Nanostructures with chiral geometries exhibit strong polarization rotation. However, achieving reversible modulation of chirality and polarization rotation in device-friendly solid-state films is difficult for rigid materials. Here, we describe nanocomposites, made by conformally coating twisted elastic substrates with films assembled layer-by-layer from plasmonic nanocolloids, whose nanoscale geometry and rotatory optical activity can be reversibly reconfigured and cyclically modulated by macroscale stretching, with up to tenfold concomitant increases in ellipticity. We show that the chiroptical activity at 660 nm of gold nanoparticle composites is associated with circular extinction from linear effects. The polarization rotation at 550 nm originates from the chirality of nanoparticle chains with an S-like shape that exhibit a non-planar buckled geometry, with the handedness of the substrate’s macroscale twist determining the handedness of the S-like chains.
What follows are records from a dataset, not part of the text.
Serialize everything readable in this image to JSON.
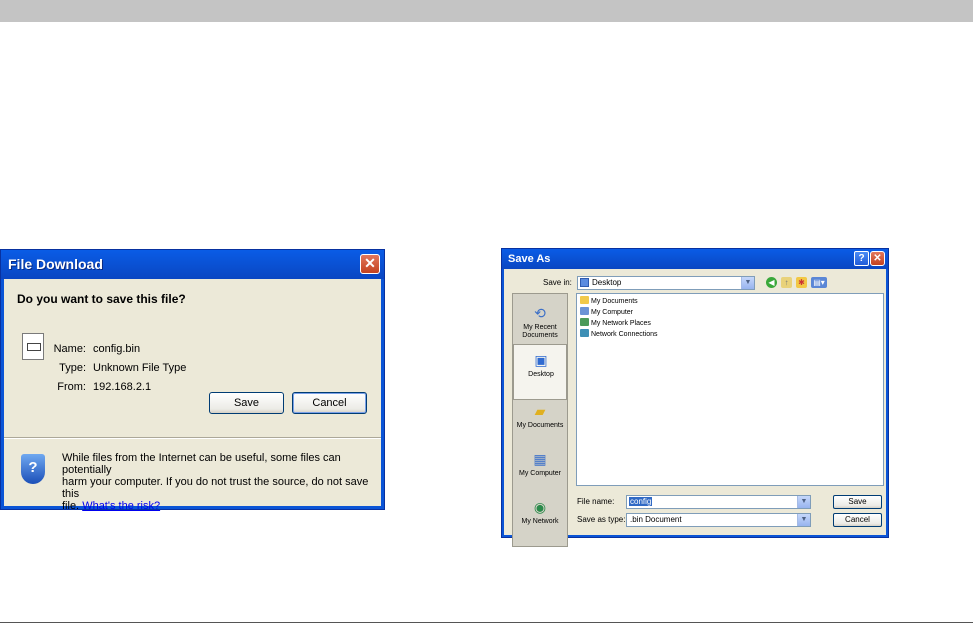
{
  "file_download": {
    "title": "File Download",
    "close_icon": "close-icon",
    "question": "Do you want to save this file?",
    "file_icon": "file-icon",
    "fields": [
      {
        "label": "Name:",
        "value": "config.bin"
      },
      {
        "label": "Type:",
        "value": "Unknown File Type"
      },
      {
        "label": "From:",
        "value": "192.168.2.1"
      }
    ],
    "save_label": "Save",
    "cancel_label": "Cancel",
    "shield_icon": "shield-help-icon",
    "warning_line1": "While files from the Internet can be useful, some files can potentially",
    "warning_line2": "harm your computer. If you do not trust the source, do not save this",
    "warning_line3_prefix": "file.",
    "warning_link": "What's the risk?"
  },
  "save_as": {
    "title": "Save As",
    "help_glyph": "?",
    "close_glyph": "✕",
    "save_in_label": "Save in:",
    "save_in_value": "Desktop",
    "toolbar_icons": [
      "back-icon",
      "up-folder-icon",
      "new-folder-icon",
      "views-icon"
    ],
    "places": [
      {
        "label": "My Recent Documents",
        "icon": "recent-documents-icon"
      },
      {
        "label": "Desktop",
        "icon": "desktop-icon"
      },
      {
        "label": "My Documents",
        "icon": "my-documents-icon"
      },
      {
        "label": "My Computer",
        "icon": "my-computer-icon"
      },
      {
        "label": "My Network",
        "icon": "my-network-icon"
      }
    ],
    "files": [
      {
        "name": "My Documents",
        "icon": "folder-icon"
      },
      {
        "name": "My Computer",
        "icon": "computer-icon"
      },
      {
        "name": "My Network Places",
        "icon": "network-places-icon"
      },
      {
        "name": "Network Connections",
        "icon": "network-connections-icon"
      }
    ],
    "file_name_label": "File name:",
    "file_name_value": "config",
    "save_as_type_label": "Save as type:",
    "save_as_type_value": ".bin Document",
    "save_label": "Save",
    "cancel_label": "Cancel"
  },
  "colors": {
    "xp_titlebar": "#0a54d6",
    "dialog_face": "#ece9d8",
    "top_band": "#c4c4c4"
  }
}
Chiroptical effects at the nexus of mechanics, excitonics and plasmonics open new operational principles for optical and optoelectronic devices from nanoparticles, carbon nanotubes and other nanoscale components.
Access optionsAccess options
Subscribe to Journal
Get full journal access for 1 year
only $16.58 per issue
All prices are NET prices.
VAT will be added later in the checkout.
Rent or Buy article
Get time limited or full article access on ReadCube.
All prices are NET prices.
Y.K. thanks the Rackham Graduate School for a predoctoral fellowship. O.A. thanks the European Commission for Marie Curie IIF Fellowship PIIF-GA-2012-330513, Nanochirality. This material is based on work partially supported by the Center for Solar and Thermal Energy Conversion, an Energy Frontier Research Center funded by the US Department of Energy, Office of Science, Office of Basic Energy Sciences under Award Number DE-SC0000957. We acknowledge support from NSF under grant ECS-0601345; CBET 0933384; CBET 0932823; and CBET 1036672. The work is also partially supported by the US Department of Defense under Grant Award No. MURI W911NF-12-1-0407. This work was supported by the National Research Foundation of Korea (NRF) grant funded by the Korea government (Ministry of Education) (No. NRF-2015R1D1A1A01058029). We thank the University of Michigan’s Electron Microscopy and Analysis Laboratory (EMAL) for its assistance with electron microscopy, and for NSF grants (numbers DMR-0320740 and DMR-9871177), for funding the FEI Nova Nanolab Dualbeam Focused Ion Beam Workstation and Scanning Electron Microscope and the JEOL 2010F analytical electron microscope used in this work. We also thank EMAL and the College of Engineering for assistance with the Bruker NanoStar Small-Angle X-ray Scattering System. We wish to acknowledge use of the Microscopy & Image-analysis Laboratory (MIL) at the University of Michigan for preparation of STED samples and obtaining images.
About this article
Nature Communications (2017)